Source data ->
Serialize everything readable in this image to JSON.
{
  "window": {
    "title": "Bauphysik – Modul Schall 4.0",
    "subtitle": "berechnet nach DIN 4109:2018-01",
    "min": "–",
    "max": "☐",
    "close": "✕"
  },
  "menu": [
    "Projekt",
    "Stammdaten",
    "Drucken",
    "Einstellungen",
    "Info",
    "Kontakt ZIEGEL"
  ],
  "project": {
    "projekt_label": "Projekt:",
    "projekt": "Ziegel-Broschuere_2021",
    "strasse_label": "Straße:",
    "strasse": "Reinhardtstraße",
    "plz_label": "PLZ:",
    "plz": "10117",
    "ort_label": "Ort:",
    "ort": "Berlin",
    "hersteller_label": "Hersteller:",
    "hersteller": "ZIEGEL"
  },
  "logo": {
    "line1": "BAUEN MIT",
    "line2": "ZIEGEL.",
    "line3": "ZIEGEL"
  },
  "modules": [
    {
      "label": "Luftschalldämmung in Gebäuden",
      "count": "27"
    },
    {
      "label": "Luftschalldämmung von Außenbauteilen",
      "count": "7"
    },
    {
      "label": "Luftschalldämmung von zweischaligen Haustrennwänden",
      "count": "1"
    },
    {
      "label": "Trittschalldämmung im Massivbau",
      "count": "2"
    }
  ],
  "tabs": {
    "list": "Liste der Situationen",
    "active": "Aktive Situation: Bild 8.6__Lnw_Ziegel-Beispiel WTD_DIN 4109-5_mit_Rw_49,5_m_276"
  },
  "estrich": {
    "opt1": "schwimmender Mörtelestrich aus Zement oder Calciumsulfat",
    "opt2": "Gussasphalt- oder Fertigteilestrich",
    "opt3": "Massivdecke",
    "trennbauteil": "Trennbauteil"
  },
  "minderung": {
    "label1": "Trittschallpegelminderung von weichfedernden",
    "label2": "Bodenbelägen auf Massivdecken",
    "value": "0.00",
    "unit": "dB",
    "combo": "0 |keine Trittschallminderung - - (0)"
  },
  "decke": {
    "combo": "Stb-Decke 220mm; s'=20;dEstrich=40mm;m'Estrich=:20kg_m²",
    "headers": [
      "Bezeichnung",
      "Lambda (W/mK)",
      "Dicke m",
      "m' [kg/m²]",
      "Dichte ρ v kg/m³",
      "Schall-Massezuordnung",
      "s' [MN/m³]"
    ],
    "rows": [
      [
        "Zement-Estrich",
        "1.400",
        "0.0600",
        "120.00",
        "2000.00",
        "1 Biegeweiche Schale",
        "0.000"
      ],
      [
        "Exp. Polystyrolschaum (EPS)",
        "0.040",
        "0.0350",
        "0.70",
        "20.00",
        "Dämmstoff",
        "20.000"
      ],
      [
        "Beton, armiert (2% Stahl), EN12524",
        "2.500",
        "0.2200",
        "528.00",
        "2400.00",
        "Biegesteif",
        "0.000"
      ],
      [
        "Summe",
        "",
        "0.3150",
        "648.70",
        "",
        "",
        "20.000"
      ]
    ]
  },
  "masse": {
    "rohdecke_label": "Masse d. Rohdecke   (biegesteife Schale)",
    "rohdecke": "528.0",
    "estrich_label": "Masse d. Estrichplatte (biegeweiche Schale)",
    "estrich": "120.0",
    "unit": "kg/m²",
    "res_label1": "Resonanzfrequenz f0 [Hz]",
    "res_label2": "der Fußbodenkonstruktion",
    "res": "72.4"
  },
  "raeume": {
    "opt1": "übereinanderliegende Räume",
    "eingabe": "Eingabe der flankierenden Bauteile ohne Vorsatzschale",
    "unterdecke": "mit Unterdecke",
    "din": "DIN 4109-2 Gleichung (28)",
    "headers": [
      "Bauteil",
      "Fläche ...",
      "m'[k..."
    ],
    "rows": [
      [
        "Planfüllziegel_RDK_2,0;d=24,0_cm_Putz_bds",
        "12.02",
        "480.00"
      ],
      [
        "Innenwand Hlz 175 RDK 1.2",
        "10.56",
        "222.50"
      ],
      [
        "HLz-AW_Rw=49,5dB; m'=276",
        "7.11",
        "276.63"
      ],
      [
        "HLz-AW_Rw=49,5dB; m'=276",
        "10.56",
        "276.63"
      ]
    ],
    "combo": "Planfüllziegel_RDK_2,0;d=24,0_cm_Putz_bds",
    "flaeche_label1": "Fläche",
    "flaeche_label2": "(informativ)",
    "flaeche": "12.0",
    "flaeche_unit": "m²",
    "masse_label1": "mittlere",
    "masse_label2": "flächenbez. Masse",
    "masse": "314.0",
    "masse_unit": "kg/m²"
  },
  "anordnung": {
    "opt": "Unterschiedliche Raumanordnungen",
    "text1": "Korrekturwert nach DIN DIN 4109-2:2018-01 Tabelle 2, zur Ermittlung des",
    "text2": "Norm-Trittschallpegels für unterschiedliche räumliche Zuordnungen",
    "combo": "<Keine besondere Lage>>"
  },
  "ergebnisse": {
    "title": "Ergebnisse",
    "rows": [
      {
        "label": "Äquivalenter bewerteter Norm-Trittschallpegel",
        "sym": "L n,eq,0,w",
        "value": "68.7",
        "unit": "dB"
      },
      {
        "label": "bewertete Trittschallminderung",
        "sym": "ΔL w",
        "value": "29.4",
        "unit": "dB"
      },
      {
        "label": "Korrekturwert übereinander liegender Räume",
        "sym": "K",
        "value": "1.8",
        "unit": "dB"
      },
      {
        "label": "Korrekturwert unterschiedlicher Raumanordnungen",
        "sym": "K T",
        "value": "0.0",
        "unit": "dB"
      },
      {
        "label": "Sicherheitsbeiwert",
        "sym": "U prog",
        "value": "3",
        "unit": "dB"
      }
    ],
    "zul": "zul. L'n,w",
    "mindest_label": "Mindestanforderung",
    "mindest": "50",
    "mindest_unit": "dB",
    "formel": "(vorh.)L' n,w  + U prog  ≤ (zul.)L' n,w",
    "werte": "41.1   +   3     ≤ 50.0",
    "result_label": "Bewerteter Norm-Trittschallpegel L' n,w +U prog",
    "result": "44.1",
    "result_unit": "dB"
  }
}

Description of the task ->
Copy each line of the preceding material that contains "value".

Answer box ->
    "value": "0.00",
        "value": "68.7",
        "value": "29.4",
        "value": "1.8",
        "value": "0.0",
        "value": "3",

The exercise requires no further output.